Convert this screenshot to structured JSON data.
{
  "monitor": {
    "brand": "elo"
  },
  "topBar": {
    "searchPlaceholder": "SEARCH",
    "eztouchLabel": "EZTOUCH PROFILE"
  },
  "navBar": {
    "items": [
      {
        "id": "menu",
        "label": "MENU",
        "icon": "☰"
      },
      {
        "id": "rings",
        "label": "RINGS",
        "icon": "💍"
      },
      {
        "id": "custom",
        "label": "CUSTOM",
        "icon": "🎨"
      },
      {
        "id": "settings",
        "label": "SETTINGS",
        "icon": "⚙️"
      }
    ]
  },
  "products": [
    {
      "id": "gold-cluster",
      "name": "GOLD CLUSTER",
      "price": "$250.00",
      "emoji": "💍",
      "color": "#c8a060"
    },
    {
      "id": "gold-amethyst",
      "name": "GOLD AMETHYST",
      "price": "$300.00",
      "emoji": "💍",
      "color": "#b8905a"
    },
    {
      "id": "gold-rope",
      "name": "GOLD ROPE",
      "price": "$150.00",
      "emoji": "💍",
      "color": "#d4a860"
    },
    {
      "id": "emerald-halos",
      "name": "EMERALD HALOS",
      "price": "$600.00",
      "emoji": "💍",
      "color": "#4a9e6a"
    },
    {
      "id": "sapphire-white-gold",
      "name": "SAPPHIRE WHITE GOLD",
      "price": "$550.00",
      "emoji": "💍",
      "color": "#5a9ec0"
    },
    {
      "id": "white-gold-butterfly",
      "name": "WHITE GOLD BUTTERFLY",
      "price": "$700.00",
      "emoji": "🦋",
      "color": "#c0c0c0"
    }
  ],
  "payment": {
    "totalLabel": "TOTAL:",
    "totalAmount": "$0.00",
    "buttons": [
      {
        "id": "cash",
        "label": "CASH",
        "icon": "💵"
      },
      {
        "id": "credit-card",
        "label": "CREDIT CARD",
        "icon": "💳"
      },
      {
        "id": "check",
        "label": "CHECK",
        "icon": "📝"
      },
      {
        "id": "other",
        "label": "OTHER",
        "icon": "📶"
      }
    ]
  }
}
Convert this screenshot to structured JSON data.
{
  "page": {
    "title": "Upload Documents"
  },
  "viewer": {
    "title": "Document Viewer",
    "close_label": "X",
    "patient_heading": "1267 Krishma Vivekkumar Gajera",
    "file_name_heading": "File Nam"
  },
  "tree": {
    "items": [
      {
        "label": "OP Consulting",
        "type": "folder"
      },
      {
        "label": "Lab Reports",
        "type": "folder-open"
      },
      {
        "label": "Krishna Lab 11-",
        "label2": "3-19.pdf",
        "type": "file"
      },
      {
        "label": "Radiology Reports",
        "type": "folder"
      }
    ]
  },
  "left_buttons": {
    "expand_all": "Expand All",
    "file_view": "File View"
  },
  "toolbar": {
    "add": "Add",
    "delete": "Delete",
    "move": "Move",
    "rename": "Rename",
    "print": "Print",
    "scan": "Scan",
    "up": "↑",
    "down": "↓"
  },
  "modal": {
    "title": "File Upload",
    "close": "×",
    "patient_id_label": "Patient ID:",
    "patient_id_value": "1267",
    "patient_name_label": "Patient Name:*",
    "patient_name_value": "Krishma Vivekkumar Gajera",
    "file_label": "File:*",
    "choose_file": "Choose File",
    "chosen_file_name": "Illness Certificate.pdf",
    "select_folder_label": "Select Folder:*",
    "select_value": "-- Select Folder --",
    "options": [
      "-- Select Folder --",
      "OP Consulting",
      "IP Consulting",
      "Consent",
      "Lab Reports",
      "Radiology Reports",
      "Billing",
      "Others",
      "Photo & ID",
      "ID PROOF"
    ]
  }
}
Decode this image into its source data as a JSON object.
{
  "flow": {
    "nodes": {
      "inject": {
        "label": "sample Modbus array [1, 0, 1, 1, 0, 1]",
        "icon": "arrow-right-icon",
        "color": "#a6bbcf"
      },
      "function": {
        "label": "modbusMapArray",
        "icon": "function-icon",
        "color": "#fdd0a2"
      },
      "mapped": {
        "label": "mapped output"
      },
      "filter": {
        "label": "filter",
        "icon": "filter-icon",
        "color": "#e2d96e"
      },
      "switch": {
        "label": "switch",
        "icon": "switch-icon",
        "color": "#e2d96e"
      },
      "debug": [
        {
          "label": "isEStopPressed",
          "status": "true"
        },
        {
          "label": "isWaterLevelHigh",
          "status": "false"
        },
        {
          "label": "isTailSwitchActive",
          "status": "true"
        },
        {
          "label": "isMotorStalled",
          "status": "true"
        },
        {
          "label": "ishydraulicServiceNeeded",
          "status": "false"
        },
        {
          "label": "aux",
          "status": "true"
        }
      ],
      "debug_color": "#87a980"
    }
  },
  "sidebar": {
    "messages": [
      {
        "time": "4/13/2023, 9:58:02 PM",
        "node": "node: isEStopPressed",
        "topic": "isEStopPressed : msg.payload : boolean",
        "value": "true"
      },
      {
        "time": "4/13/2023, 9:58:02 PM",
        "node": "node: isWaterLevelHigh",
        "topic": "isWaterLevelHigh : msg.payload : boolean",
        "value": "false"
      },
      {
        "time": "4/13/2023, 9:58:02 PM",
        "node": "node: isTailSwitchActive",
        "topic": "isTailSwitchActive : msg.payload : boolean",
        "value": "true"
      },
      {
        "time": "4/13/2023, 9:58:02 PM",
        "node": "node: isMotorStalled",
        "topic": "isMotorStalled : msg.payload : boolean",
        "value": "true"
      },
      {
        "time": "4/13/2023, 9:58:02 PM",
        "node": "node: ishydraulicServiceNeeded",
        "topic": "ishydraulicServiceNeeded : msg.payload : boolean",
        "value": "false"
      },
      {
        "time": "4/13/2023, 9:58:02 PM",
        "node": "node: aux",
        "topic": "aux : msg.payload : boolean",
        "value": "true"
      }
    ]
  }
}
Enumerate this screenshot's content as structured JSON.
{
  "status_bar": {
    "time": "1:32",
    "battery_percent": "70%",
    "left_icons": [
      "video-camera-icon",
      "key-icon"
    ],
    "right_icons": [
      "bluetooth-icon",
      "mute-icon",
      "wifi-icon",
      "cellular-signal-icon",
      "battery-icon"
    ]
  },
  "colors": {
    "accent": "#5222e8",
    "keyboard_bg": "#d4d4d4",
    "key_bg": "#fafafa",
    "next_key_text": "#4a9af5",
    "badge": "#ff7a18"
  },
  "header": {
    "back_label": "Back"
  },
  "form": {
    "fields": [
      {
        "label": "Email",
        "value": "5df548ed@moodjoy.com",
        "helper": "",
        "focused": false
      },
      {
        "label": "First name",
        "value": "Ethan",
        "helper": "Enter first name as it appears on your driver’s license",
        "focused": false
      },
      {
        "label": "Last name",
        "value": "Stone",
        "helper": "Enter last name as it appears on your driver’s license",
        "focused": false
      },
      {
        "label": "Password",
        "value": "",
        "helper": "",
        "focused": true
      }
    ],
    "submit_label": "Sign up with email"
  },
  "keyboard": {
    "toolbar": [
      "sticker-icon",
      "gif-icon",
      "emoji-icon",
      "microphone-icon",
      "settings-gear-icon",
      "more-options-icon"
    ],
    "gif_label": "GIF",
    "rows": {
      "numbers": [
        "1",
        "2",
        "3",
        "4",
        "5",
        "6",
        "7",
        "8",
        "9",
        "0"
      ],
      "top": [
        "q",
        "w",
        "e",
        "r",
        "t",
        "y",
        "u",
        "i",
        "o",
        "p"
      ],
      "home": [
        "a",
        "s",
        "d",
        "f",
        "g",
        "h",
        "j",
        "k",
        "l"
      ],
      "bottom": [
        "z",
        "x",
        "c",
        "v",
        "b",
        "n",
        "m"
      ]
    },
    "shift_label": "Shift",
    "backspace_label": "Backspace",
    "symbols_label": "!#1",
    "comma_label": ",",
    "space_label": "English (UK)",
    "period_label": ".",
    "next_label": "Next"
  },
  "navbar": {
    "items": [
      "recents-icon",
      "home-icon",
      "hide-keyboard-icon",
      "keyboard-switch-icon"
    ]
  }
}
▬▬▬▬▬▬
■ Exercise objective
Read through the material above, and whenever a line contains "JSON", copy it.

■ Written reply
Convert this screenshot to structured JSON data.
Convert this screenshot to structured JSON data.
Decode this image into its source data as a JSON object.
Enumerate this screenshot's content as structured JSON.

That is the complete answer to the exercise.